America's allies and adversaries can't believe what they are witnessing unfold in Washington, D.C. — a police officer punching an Australian cameraman and using his shield to strike him in the chest, while another officer uses a baton to hit the correspondent as the news crew attempts to flee. Violent, chaotic scenes like this have been seen elsewhere around the globe — but other countries are reacting with horror as they are not used to seeing them in the heart of the U.S. capital. After days of nationwide demonstrations over the death of George Floyd, police were using tear gas, projectiles and mounted officers to forcefully scatter peaceful protesters near the White House, all so President Donald Trump could walk to St. John's Episcopal Church for a photo opportunity.

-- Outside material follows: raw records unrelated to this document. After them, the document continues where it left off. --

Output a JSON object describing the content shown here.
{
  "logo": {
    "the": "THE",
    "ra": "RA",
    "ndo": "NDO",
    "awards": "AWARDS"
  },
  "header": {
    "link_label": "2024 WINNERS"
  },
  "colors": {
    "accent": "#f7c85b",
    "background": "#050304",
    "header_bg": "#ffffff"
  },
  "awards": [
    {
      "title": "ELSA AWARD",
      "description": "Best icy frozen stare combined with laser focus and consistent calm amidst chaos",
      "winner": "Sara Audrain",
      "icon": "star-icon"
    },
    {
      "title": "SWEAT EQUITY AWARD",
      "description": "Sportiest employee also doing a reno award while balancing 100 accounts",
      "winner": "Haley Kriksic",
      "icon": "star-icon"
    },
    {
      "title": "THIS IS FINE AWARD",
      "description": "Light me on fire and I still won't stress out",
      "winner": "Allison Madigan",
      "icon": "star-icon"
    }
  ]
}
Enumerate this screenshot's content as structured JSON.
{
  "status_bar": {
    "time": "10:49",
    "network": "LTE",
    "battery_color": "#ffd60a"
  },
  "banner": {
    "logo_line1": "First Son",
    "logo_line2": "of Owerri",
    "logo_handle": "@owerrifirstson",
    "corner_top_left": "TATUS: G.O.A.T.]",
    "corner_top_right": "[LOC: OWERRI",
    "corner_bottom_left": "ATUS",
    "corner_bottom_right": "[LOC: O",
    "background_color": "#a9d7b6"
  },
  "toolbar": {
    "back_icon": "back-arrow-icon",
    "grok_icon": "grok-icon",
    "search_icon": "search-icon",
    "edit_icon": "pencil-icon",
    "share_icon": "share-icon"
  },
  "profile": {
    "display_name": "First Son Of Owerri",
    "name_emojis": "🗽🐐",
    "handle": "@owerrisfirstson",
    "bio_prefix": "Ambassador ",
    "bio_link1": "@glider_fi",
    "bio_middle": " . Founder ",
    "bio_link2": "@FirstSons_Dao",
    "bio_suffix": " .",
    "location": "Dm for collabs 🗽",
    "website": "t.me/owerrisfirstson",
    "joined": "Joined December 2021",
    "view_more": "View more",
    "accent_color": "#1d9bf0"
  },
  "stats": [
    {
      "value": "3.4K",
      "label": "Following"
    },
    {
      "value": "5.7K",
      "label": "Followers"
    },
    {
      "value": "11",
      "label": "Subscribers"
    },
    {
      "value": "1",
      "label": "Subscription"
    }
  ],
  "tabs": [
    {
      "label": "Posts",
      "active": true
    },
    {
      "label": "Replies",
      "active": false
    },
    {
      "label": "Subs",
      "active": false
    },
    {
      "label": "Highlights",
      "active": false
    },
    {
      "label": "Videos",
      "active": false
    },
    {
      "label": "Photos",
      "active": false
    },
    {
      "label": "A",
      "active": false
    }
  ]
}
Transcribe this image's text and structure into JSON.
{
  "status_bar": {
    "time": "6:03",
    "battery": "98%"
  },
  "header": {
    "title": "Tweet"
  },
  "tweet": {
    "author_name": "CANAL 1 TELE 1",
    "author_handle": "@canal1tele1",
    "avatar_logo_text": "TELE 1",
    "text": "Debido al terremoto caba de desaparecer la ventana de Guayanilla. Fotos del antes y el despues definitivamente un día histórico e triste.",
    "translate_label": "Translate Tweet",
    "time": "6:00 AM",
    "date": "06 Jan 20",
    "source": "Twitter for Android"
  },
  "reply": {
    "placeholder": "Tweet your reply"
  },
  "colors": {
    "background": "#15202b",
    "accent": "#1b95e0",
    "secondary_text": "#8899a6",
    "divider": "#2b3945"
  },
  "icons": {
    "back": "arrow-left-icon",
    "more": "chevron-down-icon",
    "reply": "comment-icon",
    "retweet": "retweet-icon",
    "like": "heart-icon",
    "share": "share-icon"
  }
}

ANDREW CABALLERO-REYNOLDS/AFP via Getty Images Several companies have been racing to develop a vaccine for the novel coronavirus, and research efforts are moving faster than ever before. Moderna, which just entered its phase two trial for its coronavirus vaccine, is one of the companies on the forefront of developing such a vaccine. On May 18, Moderna released preliminary data on phase I trials of its coronavirus vaccine, putting the company on headlines and skyrocketing its stock prices.
Amsterdam's mayor faced criticism from politicians and health experts on Tuesday after thousands of demonstrators packed the city centre for an anti-racism rally in violation of social distancing rules put in place to ward off the coronavirus. The protesters rallied in support of George Floyd, a black American who died in police custody in the United States last week, their number swelling from an expected 200-300 to several thousands on Monday. Amsterdam Mayor Femke Halsema, of the Green Left party, said city authorities were caught off guard by the huge turnout and could not have intervened peacefully.
Tayfun Coskun/Anadolu Agency via Getty Images In a leaked email, the president of the Minneapolis Federation of Police said the ongoing protests over the death of George Floyd were a "terrorist movement" that has occurred following a "long time build up which dates back years." Lt. Bob Kroll blamed politicians for the ongoing tension, specifically targeting Minnesota Gov. Tim Walz and Minneapolis Mayor Jacob Frey. The former police chief of Minneapolis called on Kroll to resign, and Frey said Kroll was "shockingly indifferent to his role in undermining that trust and support" of the police force.
Their lawyer, Saif ul Malook, who also represented Asia Bibi, another Christian woman who had a death sentence for blasphemy successfully overturned, told the BBC the evidence used to convict the couple was deeply flawed. But, he warned, that judges can be "fearful" of acquitting suspects, in case they are targeted themselves by extremists. Court proceedings have also slowed in recent weeks as a result of the coronavirus outbreak.
President Vladimir Putin on Tuesday endorsed Russia's nuclear deterrent policy which allows him to use atomic weapons in response to a conventional strike targeting the nation's critical government and military infrastructure. In line with Russian military doctrine, the new document reaffirms that the country could use nuclear weapons in response to a nuclear attack or an aggression involving conventional weapons that “threatens the very existence of the state. But the policy document now also offers a detailed description of situations that could trigger the use of nuclear weapons.